*How to complete this task*.
Would you please give every entry again exactly, without the pictures?

*Provided data*.
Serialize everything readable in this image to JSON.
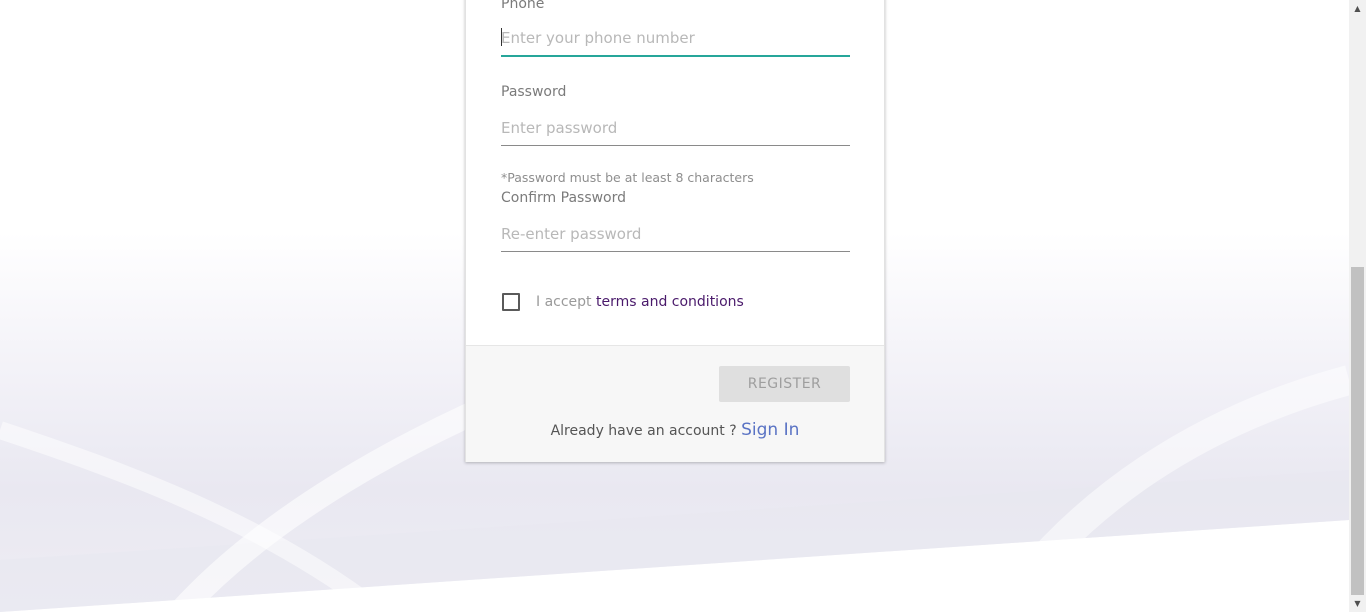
{
  "form": {
    "phone": {
      "label": "Phone",
      "placeholder": "Enter your phone number",
      "value": ""
    },
    "password": {
      "label": "Password",
      "placeholder": "Enter password",
      "value": ""
    },
    "password_hint": "*Password must be at least 8 characters",
    "confirm_password": {
      "label": "Confirm Password",
      "placeholder": "Re-enter password",
      "value": ""
    },
    "terms": {
      "prefix": "I accept ",
      "link": "terms and conditions",
      "checked": false
    }
  },
  "footer": {
    "register_label": "REGISTER",
    "already_text": "Already have an account ? ",
    "signin_label": "Sign In"
  },
  "scrollbar": {
    "up_arrow": "▲",
    "down_arrow": "▼"
  },
  "colors": {
    "active_field": "#26a69a",
    "terms_link": "#4a1a6b",
    "signin_link": "#5a73c4",
    "register_bg": "#dfdfdf"
  }
}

*Expected output*.
Serialize everything readable in this image to JSON.
{
  "form": {
    "phone": {
      "label": "Phone",
      "placeholder": "Enter your phone number",
      "value": ""
    },
    "password": {
      "label": "Password",
      "placeholder": "Enter password",
      "value": ""
    },
    "password_hint": "*Password must be at least 8 characters",
    "confirm_password": {
      "label": "Confirm Password",
      "placeholder": "Re-enter password",
      "value": ""
    },
    "terms": {
      "prefix": "I accept ",
      "link": "terms and conditions",
      "checked": false
    }
  },
  "footer": {
    "register_label": "REGISTER",
    "already_text": "Already have an account ? ",
    "signin_label": "Sign In"
  },
  "scrollbar": {
    "up_arrow": "▲",
    "down_arrow": "▼"
  },
  "colors": {
    "active_field": "#26a69a",
    "terms_link": "#4a1a6b",
    "signin_link": "#5a73c4",
    "register_bg": "#dfdfdf"
  }
}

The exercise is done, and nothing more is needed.